New charges filed in HIV data leak

New federal charges have been filed against a Winchester man involved in a data leak involving personal information of thousands of HIV-positive people in Singapore.

Mikhy Farrera-Brochez, was charged Wednesday in U.S. District Court for transmitting threats to reputation in interstate or foreign commerce with the intent to extort a thing of value and knowingly possessing, transferring or using means of identifying another person with the intent to violate the law.

Farrera-Brochez appeared in federal court in Lexington Wednesday for a preliminary hearing in another case, where he is charged with transferring stolen identification documents and possession more than five identification documents with the intent to transfer them.

Brochez’s attorney waived that case to the federal grand jury, and the judge ordered that Brochez remain in federal custody.

Brochez and his husband are at the center of allegations they possess personal information of more than 14,000 people listed in a national database of HIV-positive people in Singapore.

Brochez lived there for a time with his husband, Dr. Ler Teck Siang, who had access to the database while serving as the Singapore Ministry of Health’s National Public Health Unit from March 2012 through May 2013.

According to published reports, Siang is accused of falsifying Brochez’s blood test so he could work as a lecturer in Singapore. Brochez was deported in 2018 after serving a 28-month prison term for drug and fraud charges.

Brochez was arrested in Clark County in December for criminal trespassing for allegedly refusing to leave his mother’s property. A trial in that case is scheduled for Monday in Clark District Court.

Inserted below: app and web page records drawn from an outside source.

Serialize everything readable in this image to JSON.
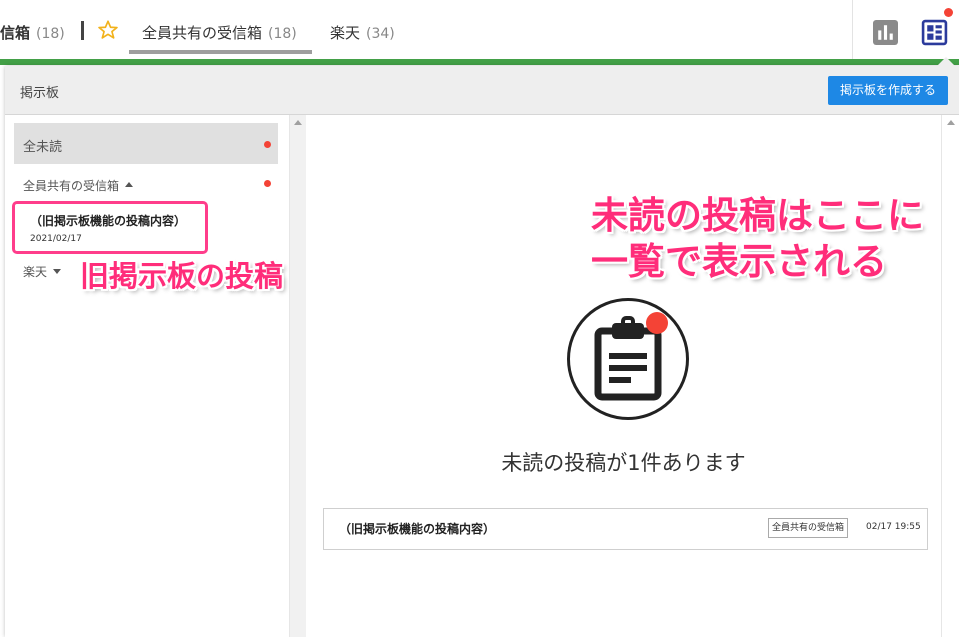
{
  "topbar": {
    "tabs": [
      {
        "label": "信箱",
        "count": "(18)"
      },
      {
        "label": "全員共有の受信箱",
        "count": "(18)"
      },
      {
        "label": "楽天",
        "count": "(34)"
      }
    ]
  },
  "panel": {
    "title": "掲示板",
    "create_button": "掲示板を作成する"
  },
  "sidebar": {
    "unread_all": "全未読",
    "shared_inbox": "全員共有の受信箱",
    "post": {
      "title": "（旧掲示板機能の投稿内容）",
      "date": "2021/02/17"
    },
    "rakuten": "楽天"
  },
  "annotations": {
    "old_board": "旧掲示板の投稿",
    "unread_line1": "未読の投稿はここに",
    "unread_line2": "一覧で表示される"
  },
  "main": {
    "empty_message": "未読の投稿が1件あります",
    "post": {
      "title": "（旧掲示板機能の投稿内容）",
      "tag": "全員共有の受信箱",
      "time": "02/17 19:55"
    }
  },
  "colors": {
    "accent_green": "#43a047",
    "button_blue": "#1e88e5",
    "annotation_pink": "#ff2d7a",
    "unread_red": "#f44336"
  },
  "icons": [
    "star-icon",
    "bar-chart-icon",
    "board-icon",
    "clipboard-icon",
    "caret-up-icon",
    "caret-down-icon"
  ]
}
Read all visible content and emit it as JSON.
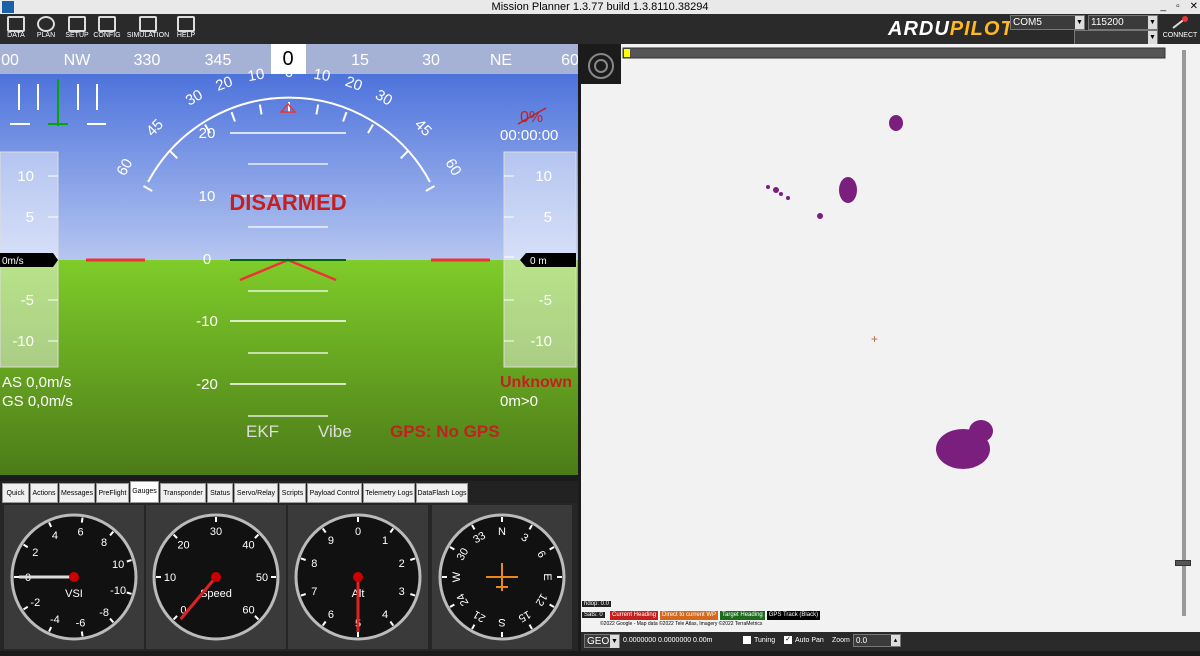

The Straits Times, a Singapore-based newspaper, reported Siang is facing charges in Singapore for not taking proper care of the information.

According to an affidavit by FBI agent Chelsea Holliday, Brochez admitted to possessing the database and sent it to several media outlets in an attempt to “clear his name and to hopefully get his husband off … false charges.”

The FBI affidavit also referenced a social media post by Brochez in which he said he would continue releasing information to persuade the Singapore government to stop the registry and release Siang from custody.